At least in my view, history has broken the tie between Willis’s and Vinge’s novels.

Then, in 1966, Roger Zelazny was an author of one of the novels that tied for the Hugo, a story serialized as “…and Call Me Conrad” in The Magazine of Fantasy and Science Fiction in 1965. That it won an award under the circumstances is remarkable, having been substantially trimmed from the version later published in hardcover as This Immortal.

When Ted White was an assistant editor at F&SF it became his job to pare Zelazny’s manuscript to fit in the magazine. He spoke in his 1985 Worldcon guest of honor speech about his painstaking efforts, the guilt he felt every time he trimmed a word of Zelazny’s prose – and that after he turned in the manuscript editor Ed Ferman summarily cut another 5,000 words. 

Even the full-length This Immortal feels slight compared with the best of Zelazny’s other award-winning novels such as Lord of Light, Jack of Shadows, and Isle of the Dead. Though it’s a good read This Immortal can’t withstand comparison with the novel it tied for the Hugo – Frank Herbert’s Dune, a canonical great work of science fiction.  

Three times there has been a tie for the Best Novel Hugo. Hindsight tells me it shouldn’t have happened the first two times. What will the verdict be when another generation judges the Miéville and Bacigalupi novels?

2010 Compton Crook Award Nominees

The nominees for the 2010 Compton Crook/Stephen Tall Award presented by the Baltimore Science Fiction Society are:

  • The Windup Girl by Paolo Bacigalupi
  • Dying Bites by D.D. Barant
  • Soulless by Gail Carriger
  • Johannes Cabal, the Necromancer by Jonathan L. Howard

 The winner will get his/her way paid to Balticon for two years, receive a plaque and $1000. Balticon takes place May 28-31, 2010.

The Compton Crook Award is presented for the best of the first novels published each year in the field of Science Fiction, Fantasy, or Horror.
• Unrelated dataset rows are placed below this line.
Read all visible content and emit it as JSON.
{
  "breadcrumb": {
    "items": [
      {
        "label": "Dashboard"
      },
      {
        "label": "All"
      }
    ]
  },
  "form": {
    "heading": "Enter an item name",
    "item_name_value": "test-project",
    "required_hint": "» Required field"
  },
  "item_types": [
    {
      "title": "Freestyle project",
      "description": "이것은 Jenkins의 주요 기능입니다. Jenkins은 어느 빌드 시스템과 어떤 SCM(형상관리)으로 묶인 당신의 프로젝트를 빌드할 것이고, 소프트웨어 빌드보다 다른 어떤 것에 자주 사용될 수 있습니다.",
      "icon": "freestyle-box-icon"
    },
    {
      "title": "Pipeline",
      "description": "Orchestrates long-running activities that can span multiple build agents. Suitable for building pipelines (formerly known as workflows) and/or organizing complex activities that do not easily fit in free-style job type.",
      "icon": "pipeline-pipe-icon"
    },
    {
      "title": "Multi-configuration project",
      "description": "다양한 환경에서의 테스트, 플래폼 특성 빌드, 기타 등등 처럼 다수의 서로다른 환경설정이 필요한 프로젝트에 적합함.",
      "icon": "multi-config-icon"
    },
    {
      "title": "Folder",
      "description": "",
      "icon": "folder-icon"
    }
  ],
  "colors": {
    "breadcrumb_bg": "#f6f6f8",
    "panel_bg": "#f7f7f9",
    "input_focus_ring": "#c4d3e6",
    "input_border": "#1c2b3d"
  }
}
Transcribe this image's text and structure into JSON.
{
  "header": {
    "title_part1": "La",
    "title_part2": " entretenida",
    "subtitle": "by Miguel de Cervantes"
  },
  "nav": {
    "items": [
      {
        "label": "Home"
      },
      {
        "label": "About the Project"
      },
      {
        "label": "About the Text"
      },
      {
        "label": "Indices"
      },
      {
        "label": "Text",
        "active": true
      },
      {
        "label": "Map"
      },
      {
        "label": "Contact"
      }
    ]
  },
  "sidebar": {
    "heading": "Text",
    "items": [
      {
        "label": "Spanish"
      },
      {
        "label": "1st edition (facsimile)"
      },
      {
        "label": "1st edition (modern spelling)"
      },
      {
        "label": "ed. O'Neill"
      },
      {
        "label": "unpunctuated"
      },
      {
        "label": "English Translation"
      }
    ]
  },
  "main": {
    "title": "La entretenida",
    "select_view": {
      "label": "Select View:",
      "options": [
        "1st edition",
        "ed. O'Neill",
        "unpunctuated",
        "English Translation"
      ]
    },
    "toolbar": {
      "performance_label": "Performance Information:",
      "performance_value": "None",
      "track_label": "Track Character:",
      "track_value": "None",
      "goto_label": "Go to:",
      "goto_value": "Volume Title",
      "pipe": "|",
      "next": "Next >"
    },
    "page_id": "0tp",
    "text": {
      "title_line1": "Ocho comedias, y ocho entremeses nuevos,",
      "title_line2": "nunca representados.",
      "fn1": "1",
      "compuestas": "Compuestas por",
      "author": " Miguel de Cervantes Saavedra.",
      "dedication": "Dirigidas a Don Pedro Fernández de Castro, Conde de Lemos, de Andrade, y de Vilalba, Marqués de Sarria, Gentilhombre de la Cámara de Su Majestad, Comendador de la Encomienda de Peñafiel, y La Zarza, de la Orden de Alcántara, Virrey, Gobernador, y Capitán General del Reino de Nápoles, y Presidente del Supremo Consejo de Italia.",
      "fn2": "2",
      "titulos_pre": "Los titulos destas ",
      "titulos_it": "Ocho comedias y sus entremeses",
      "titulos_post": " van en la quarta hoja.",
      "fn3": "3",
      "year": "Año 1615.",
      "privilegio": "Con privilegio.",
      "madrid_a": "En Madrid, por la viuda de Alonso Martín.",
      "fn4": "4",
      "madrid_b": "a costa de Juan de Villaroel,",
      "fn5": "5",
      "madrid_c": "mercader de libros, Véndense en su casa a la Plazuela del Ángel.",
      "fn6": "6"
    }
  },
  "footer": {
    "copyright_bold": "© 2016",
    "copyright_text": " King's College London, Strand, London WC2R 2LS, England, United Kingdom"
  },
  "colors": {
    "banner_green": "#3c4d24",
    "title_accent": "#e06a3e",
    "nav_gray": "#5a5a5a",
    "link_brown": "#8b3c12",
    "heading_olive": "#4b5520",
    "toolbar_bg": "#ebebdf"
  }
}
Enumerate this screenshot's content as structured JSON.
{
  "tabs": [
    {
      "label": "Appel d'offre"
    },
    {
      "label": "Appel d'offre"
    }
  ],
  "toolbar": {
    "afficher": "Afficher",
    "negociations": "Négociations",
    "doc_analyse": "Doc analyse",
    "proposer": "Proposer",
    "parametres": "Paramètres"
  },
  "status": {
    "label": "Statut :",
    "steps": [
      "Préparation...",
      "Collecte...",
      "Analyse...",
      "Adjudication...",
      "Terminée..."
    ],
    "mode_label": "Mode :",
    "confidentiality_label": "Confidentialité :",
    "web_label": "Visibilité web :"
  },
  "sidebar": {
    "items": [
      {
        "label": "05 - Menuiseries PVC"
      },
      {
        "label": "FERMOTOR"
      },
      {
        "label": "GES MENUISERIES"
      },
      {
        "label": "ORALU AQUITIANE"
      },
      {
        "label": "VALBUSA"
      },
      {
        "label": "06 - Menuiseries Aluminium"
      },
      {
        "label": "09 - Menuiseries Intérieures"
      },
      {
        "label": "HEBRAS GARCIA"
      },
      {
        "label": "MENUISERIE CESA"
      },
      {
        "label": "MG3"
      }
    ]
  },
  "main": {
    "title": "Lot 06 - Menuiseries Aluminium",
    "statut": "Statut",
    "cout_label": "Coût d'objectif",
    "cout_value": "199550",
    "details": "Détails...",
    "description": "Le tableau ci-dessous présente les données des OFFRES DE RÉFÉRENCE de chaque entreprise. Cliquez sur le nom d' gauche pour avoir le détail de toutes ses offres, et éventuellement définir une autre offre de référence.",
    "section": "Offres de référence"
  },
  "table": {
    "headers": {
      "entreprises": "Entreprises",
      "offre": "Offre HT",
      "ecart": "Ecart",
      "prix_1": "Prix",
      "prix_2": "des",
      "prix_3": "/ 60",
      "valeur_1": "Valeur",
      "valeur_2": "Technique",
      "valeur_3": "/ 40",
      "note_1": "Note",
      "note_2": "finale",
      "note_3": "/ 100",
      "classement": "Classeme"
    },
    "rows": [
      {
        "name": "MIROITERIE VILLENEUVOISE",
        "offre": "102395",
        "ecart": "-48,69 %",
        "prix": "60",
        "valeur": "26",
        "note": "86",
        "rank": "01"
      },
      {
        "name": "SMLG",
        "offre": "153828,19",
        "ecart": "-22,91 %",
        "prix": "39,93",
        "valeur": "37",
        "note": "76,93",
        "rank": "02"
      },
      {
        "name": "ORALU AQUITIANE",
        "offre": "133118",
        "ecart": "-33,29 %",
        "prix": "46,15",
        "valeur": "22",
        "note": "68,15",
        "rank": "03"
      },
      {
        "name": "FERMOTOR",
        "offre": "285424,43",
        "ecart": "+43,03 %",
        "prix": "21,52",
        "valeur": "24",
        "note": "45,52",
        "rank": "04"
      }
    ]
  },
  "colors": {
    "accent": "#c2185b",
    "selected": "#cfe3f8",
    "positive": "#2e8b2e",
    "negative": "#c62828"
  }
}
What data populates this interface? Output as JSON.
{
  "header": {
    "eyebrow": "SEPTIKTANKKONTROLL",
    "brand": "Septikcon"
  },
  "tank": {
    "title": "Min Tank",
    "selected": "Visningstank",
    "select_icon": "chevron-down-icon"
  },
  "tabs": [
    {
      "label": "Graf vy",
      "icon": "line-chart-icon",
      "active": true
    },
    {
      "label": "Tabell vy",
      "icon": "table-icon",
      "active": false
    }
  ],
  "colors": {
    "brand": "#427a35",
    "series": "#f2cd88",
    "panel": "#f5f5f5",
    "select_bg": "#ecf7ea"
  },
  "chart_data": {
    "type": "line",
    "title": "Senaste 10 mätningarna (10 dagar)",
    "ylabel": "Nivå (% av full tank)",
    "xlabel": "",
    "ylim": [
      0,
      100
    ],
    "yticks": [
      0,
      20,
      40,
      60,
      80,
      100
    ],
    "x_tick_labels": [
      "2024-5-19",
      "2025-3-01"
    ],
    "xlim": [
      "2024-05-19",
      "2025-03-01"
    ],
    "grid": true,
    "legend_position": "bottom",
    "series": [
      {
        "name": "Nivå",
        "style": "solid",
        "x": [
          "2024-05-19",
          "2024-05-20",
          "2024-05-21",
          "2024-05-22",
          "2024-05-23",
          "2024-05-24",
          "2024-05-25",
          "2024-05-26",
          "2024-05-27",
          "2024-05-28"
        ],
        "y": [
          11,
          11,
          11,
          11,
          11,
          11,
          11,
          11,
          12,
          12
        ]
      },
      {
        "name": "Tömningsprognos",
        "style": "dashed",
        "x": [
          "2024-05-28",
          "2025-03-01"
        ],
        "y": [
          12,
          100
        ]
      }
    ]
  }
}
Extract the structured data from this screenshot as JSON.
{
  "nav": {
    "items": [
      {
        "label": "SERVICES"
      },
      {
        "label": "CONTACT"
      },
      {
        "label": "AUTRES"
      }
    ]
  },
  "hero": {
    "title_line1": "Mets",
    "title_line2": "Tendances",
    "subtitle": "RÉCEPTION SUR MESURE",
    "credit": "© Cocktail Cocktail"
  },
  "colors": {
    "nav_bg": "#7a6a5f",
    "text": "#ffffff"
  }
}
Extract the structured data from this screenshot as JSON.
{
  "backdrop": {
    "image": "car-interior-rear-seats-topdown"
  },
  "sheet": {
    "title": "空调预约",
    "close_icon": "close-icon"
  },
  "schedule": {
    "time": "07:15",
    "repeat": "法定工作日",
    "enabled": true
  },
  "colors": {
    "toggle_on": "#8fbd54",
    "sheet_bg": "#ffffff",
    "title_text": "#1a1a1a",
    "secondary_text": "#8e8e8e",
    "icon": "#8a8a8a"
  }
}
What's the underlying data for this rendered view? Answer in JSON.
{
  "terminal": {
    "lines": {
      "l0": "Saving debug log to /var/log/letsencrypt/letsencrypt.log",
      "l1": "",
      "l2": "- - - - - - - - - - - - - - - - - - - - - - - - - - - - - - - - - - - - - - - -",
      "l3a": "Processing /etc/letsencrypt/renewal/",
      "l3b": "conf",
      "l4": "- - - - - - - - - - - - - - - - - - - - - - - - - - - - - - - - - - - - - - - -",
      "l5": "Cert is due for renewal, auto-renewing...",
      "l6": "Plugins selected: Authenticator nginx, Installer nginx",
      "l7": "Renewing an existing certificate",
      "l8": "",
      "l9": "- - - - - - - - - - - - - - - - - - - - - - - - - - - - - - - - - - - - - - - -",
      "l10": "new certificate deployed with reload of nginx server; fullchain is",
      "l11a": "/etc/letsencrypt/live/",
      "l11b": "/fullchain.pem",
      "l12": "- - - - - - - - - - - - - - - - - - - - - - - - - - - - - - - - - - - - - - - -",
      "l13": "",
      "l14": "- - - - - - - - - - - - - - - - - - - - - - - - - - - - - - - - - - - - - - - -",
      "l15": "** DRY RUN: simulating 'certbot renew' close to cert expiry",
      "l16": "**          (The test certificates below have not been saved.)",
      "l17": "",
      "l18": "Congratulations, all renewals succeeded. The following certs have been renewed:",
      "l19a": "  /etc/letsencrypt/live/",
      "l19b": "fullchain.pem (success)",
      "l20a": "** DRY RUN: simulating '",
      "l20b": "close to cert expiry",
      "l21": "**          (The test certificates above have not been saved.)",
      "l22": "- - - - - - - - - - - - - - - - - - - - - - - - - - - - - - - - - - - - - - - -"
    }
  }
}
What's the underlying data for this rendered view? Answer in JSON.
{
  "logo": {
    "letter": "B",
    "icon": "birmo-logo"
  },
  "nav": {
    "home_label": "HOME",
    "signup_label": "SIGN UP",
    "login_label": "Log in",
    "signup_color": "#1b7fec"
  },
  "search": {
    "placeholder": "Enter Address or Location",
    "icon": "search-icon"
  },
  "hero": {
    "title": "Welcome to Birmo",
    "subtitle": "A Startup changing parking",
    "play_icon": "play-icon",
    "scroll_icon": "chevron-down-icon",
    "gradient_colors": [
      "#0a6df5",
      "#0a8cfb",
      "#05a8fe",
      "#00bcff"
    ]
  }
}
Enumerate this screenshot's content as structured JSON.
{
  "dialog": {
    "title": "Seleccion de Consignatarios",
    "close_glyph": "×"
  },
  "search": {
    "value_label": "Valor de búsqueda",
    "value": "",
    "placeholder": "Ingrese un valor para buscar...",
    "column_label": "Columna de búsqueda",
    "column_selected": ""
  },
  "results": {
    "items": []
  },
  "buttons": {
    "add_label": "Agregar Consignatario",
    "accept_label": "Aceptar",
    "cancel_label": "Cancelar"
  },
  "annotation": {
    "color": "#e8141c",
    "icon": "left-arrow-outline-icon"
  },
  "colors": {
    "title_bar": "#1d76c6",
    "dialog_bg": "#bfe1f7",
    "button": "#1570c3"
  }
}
Selection is by vote of the BSFS membership. The Award is named for science fiction author Compton Crook, who used the nom de plume Stephen Tall. Compton Crook died in 1981. The award was first given in 1983. For more information check the BSFS website.

[Thanks to Michael Walsh for the story.]

Windup Girl in Time

Windup Girl cover art

Windup Girl cover art

The Windup Girl by Paolo Bacigalupi made Time Magazine’s list of this year’s 10 best fiction novels, ranked number 9.

Reviewer Lev Grossman hits on everything I admired about as much of the novel as I read. However, I quit in the middle of a graphic description of the title character being sexually abused when I found myself wondering – is this my idea of entertainment? I decided it was not.

[Thanks to Janice Gelb for the link.]